The cell membrane provides a barrier around the cell, separating its internal components from the extracellular environment. It is composed of a phospholipid bilayer, with hydrophobic internal lipid “tails” and hydrophilic external phosphate “heads.” Various membrane proteins are scattered throughout the bilayer, both inserted within it and attached to it peripherally. The cell membrane is selectively permeable, allowing only a limited number of materials to diffuse through its lipid bilayer. All materials that cross the membrane do so using passive (non energy-requiring) or active (energy-requiring) transport processes. During passive transport, materials move by simple diffusion or by facilitated diffusion through the membrane, down their concentration gradient. Water passes through the membrane in a diffusion process called osmosis. During active transport, energy is expended to assist material movement across the membrane in a direction against their concentration gradient. Active transport may take place with the help of protein pumps or through the use of vesicles.

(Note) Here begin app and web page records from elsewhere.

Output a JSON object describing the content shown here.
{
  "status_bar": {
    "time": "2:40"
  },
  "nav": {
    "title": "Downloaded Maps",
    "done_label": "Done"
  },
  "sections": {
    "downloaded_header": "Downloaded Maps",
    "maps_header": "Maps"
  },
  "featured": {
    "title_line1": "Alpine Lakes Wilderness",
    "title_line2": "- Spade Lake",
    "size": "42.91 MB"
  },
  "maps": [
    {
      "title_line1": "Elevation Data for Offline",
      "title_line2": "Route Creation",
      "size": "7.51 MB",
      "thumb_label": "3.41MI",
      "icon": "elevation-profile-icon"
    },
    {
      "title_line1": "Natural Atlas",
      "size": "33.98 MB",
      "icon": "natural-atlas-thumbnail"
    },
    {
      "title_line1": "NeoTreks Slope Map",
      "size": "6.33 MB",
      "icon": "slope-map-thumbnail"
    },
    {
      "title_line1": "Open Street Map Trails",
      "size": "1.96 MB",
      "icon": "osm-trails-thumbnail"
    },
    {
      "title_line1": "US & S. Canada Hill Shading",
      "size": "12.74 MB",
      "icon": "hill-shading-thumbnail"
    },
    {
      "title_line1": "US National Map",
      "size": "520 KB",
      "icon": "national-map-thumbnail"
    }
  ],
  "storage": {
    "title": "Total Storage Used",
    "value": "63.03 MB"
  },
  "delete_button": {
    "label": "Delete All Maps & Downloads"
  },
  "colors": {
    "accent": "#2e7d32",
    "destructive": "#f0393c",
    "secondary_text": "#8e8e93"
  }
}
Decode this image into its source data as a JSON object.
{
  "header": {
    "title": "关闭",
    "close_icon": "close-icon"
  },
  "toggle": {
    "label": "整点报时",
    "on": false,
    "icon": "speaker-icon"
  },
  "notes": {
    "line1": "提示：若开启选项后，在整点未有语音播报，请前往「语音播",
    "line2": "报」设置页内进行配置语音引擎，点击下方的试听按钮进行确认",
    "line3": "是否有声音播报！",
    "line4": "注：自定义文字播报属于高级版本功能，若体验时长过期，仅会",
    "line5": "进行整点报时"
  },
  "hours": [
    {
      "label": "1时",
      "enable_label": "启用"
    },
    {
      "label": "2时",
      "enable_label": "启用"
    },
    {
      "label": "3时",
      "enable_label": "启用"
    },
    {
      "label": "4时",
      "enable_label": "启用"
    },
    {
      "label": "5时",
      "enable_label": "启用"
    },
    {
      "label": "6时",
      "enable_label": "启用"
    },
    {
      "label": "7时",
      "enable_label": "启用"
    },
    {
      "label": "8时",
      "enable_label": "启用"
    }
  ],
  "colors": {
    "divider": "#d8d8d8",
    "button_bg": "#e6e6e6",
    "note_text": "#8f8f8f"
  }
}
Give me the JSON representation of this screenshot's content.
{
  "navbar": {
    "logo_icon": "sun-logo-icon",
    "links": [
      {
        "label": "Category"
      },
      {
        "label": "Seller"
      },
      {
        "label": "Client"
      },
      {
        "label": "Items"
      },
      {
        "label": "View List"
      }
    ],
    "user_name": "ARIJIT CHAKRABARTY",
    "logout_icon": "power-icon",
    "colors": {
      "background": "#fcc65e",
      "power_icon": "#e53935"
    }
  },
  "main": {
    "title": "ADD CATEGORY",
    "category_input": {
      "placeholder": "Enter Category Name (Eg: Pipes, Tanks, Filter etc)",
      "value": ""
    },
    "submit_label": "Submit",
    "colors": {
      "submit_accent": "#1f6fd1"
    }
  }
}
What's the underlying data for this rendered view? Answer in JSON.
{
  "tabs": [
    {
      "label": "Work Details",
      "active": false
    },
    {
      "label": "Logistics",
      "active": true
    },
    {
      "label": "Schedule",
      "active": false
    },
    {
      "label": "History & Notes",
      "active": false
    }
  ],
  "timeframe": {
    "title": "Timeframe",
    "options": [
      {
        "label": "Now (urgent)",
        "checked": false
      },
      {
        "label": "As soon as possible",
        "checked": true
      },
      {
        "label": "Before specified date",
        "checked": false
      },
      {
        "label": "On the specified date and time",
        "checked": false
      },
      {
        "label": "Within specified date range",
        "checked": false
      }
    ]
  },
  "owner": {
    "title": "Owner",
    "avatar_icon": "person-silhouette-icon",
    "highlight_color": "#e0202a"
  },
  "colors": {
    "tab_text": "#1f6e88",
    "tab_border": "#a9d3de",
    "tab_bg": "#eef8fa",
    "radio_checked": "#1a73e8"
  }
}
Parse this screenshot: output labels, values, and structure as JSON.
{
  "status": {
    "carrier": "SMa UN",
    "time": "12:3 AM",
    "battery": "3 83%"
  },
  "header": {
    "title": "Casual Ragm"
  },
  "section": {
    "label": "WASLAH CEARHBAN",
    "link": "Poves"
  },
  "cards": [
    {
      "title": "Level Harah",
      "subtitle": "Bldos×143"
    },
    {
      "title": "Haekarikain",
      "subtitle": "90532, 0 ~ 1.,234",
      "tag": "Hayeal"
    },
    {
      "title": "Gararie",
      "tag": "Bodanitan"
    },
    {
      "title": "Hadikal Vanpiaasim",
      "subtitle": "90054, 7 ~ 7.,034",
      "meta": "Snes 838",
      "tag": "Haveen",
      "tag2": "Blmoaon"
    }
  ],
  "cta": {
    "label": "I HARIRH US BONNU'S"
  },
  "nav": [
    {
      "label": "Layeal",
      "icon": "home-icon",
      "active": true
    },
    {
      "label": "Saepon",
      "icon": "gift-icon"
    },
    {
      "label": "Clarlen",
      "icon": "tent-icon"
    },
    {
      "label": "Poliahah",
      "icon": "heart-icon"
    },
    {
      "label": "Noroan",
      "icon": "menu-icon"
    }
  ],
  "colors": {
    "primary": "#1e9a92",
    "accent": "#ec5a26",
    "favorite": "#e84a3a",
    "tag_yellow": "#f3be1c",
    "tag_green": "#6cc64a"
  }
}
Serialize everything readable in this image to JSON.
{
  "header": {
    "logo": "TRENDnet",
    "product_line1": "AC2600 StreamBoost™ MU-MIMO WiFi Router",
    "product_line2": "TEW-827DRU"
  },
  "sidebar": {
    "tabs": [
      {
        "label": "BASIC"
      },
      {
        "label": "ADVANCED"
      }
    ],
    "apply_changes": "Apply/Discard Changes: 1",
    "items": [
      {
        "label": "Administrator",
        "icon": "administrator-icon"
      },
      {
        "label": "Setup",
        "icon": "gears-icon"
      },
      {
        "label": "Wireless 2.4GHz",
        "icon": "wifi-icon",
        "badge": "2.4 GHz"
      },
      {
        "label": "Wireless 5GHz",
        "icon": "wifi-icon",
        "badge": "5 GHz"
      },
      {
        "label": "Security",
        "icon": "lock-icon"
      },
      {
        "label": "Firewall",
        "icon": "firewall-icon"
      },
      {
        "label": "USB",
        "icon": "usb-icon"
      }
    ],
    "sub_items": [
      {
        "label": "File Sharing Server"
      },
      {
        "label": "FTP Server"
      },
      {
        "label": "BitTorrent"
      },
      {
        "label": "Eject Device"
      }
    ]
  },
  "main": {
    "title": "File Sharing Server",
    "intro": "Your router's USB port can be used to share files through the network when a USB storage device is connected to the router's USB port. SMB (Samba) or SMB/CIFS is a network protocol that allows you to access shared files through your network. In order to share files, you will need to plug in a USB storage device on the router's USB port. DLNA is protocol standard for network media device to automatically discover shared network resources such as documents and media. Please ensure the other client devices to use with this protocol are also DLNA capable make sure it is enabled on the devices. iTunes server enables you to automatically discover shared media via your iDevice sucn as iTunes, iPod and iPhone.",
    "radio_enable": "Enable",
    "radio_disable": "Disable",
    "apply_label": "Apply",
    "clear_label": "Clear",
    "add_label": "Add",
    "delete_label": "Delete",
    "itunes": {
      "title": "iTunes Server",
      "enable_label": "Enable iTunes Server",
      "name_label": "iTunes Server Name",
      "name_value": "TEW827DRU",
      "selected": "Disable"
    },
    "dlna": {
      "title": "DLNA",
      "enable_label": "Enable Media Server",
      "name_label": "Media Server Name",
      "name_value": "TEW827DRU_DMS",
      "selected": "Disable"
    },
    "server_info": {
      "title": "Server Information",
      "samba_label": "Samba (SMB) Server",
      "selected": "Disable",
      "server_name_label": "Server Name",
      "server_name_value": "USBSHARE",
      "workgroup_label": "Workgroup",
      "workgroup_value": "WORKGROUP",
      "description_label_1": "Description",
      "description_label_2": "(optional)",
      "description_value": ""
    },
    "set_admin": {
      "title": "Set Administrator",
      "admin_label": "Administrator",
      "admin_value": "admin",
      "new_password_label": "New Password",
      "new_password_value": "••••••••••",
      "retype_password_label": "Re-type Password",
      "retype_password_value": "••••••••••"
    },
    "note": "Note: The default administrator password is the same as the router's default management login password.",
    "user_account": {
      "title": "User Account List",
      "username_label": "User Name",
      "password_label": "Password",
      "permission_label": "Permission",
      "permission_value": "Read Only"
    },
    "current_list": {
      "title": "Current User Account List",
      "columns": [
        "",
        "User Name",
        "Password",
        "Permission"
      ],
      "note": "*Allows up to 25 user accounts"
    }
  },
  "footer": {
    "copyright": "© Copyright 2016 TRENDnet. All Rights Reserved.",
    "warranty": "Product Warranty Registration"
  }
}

Interactive Link Questions
Visit this link to see diffusion and how it is propelled by the kinetic energy of molecules in solution. How does temperature affect diffusion rate, and why?
Higher temperatures speed up diffusion because molecules have more kinetic energy at higher temperatures.
Because they are embedded within the membrane, ion channels are examples of ________.
The diffusion of substances within a solution tends to move those substances ________ their ________ gradient.
Ion pumps and phagocytosis are both examples of ________.
Choose the answer that best completes the following analogy: Diffusion is to ________ as endocytosis is to ________.
Critical Thinking Questions
What materials can easily diffuse through the lipid bilayer, and why?
Only materials that are relatively small and nonpolar can easily diffuse through the lipid bilayer. Large particles cannot fit in between the individual phospholipids that are packed together, and polar molecules are repelled by the hydrophobic/nonpolar lipids that line the inside of the bilayer.
Why is receptor-mediated endocytosis said to be more selective than phagocytosis or pinocytosis?
Receptor-mediated endocytosis is more selective because the substances that are brought into the cell are the specific ligands that could bind to the receptors being endocytosed. Phagocytosis or pinocytosis, on the other hand, have no such receptor-ligand specificity, and bring in whatever materials happen to be close to the membrane when it is enveloped.
What do osmosis, diffusion, filtration, and the movement of ions away from like charge all have in common? In what way do they differ?
These four phenomena are similar in the sense that they describe the movement of substances down a particular type of gradient. Osmosis and diffusion involve the movement of water and other substances down their concentration gradients, respectively. Filtration describes the movement of particles down a pressure gradient, and the movement of ions away from like charge describes their movement down their electrical gradient.
extracellular fluid (ECF)
interstitial fluid (IF)
intracellular fluid (ICF)